Why Social Justice Matters
Co-presented with the Sydney Social Justice Network at the University of Sydney
Social justice is a much-discussed concept, but what exactly does it mean and what are today’s most pressing social justice concerns? This forum will begin to ask these tough questions, focusing on what the role of the University of Sydney should or could be in relation to social justice. How do we begin to develop approaches to social justice research that bring together practitioners, policy makers, citizens and academics in new ways to address long-standing issues of inequality and disadvantage? To explore these questions, two civil society activists Jody Broun, Co-Chair of the National Congress of Australia’s First People and Dr Amanda Tattersall, Director, of Sydney Alliance, will join Professor Duncan Ivison, Dean of the Faculty of Arts and Social Sciences and Professor Robert J Tierney, Dean of the Faculty of Education and Social Work, University of Sydney.

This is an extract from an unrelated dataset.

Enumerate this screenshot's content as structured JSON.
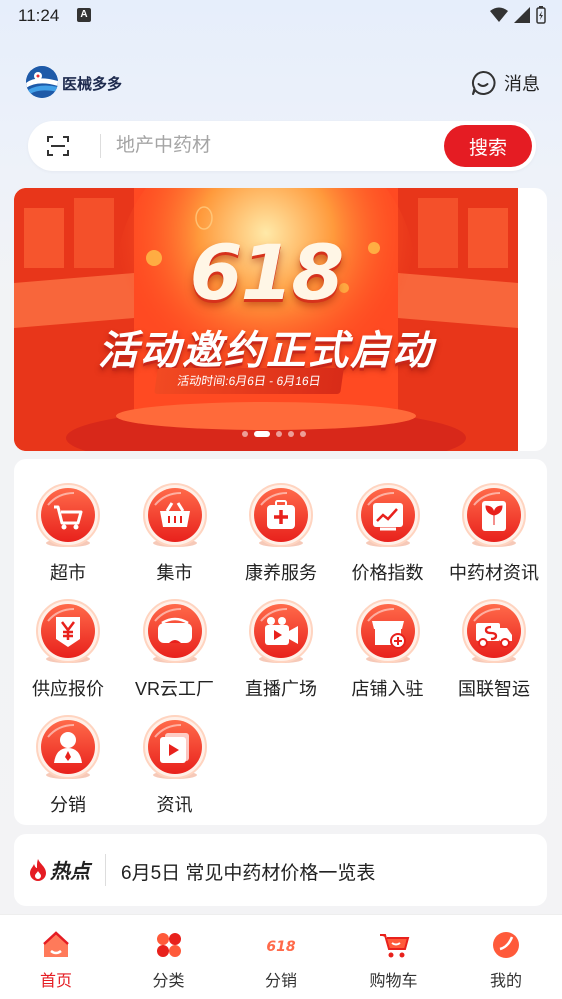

The event will be chaired by leading social justice advocate Dr Meredith Burgmann.
Jody Broun is Co-Chair of the National Congress of Australia’s First People. A Yindjibarndi woman from the Pilbara, Jody has dedicated herself to the service of Australia’s First Peoples in her 25 year career, spending much of that time in senior public service positions. She has been the Executive Director of Aboriginal Housing and Infrastructure at the Department of Housing and Works (WA), Director of Equal Opportunity in Public Employment (WA), Executive Director of Policy and Coordination at the Aboriginal Affairs Planning Authority (WA) and Director General of the NSW Department of Aboriginal Affairs. Jody is also a well-known and respected artist. She explores the stories of her family and country in her art and was the winner of the National Aboriginal and Torres Strait Islander Art Award in 1998 and the Canberra Art Award in 2005.
Duncan Ivison completed his BA at McGill University in Montreal, and MSc and PhD at the London School of Economics and Political Science. He has taught at the University of Toronto, the University of York (UK) and been Postdoctoral Fellow at the Research School of Social Sciences at the ANU and Laurance S. Rockefeller Visiting Fellow at Princeton University (2002-3). He is currently Professor of Political Philosophy and Dean of the Faculty of Arts and Social Sciences at the University of Sydney. His books include: The Self at Liberty: Political Argument and the Arts of Government (1997);Postcolonial Liberalism (2002); Rights (2008); The Ashgate Research Companion to Multiculturalism (2010) and (with Paul Patton and Will Sanders) Political Theory and the Rights of Indigenous Peoples (2002).
Dr Amanda Tattersall is Coalition Director and founder of the Sydney Alliance. Amanda was the President of the National Union of Students in 1999 (NSW Branch), the co-founder of Labor for Refugees in 2001 and is a co-founder, deputy assistant secretary at unions NSW, former chair and current board member of GetUp.org.au. Amanda is an honourary fellow at work and organisational studies, University of Sydney and also the author of Power in coalition: strategies for strong unions and social change (2010)
Robert J Tierney’s commitment to equity and social justice and the transformative power of education informs his scholarship and professional practice. Prior to returned to Australia and assuming the role of Dean of the Faculty of Education and Social Work at the University of Sydney; Rob was Dean of the Faculty of Education, University of British Columbia. At UBC Rob was engaged in a number of significant developments in global and indigenous education. Rob has an international reputation for his leadership in scholarship and practice, , especially in the literacy area. Internationally, he has been involved in cooperative endeavours with universities and governments, particularly in developing nations.
Meredith Burgmann (Forum Chair) is the President of The Australian Council for International Development, the peak body for Australia's non-government aid and development agencies. She was previously an Industrial Relations academic for twenty years and President of the Academics Union of NSW. She was elected as a Labor Member to the NSW Parliament in 1991 and was the President of the Legislative Council from 1999 until her retirement in 2007.